Exercise details: If a line in the data below includes the string "Pelanggan", please return a copy of it.

Extracted data entries
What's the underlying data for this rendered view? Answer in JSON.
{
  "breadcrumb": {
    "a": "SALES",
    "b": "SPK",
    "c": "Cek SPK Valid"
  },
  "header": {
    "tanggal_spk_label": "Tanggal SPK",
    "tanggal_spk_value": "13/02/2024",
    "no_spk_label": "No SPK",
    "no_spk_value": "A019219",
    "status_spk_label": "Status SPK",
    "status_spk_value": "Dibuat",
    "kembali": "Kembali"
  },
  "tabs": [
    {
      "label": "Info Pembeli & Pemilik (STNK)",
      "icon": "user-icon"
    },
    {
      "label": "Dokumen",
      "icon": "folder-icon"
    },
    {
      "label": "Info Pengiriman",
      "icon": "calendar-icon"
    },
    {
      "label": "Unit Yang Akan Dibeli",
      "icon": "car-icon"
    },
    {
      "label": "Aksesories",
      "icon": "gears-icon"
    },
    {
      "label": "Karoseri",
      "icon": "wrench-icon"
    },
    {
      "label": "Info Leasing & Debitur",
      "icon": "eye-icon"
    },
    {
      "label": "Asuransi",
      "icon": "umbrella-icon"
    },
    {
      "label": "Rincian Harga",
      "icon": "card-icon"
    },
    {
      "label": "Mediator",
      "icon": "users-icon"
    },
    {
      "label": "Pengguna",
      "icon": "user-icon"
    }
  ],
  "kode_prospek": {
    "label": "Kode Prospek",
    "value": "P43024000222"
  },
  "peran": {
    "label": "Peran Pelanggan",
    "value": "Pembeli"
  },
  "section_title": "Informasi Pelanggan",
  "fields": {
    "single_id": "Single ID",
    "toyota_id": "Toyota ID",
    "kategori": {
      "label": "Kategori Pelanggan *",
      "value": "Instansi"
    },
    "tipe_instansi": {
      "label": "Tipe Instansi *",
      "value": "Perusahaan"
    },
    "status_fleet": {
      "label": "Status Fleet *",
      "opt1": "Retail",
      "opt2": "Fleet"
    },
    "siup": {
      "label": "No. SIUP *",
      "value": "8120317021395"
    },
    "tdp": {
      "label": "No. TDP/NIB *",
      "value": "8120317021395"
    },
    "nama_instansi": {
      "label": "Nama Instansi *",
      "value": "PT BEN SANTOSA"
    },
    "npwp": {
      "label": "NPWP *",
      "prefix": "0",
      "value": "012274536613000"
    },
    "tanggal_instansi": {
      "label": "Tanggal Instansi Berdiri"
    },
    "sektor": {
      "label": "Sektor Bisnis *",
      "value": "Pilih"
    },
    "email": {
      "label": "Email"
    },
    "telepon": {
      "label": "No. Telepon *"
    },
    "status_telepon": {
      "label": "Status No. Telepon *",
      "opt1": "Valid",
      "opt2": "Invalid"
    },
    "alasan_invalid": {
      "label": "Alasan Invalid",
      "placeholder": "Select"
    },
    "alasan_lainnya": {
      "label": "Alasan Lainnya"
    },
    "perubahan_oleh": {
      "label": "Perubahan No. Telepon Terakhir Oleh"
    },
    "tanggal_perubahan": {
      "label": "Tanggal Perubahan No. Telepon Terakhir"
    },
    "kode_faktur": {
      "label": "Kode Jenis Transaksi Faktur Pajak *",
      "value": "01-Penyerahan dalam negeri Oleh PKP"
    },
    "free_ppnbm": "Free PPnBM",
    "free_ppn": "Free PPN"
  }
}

Answer for the task:
    "label": "Peran Pelanggan",
  "section_title": "Informasi Pelanggan",
      "label": "Kategori Pelanggan *",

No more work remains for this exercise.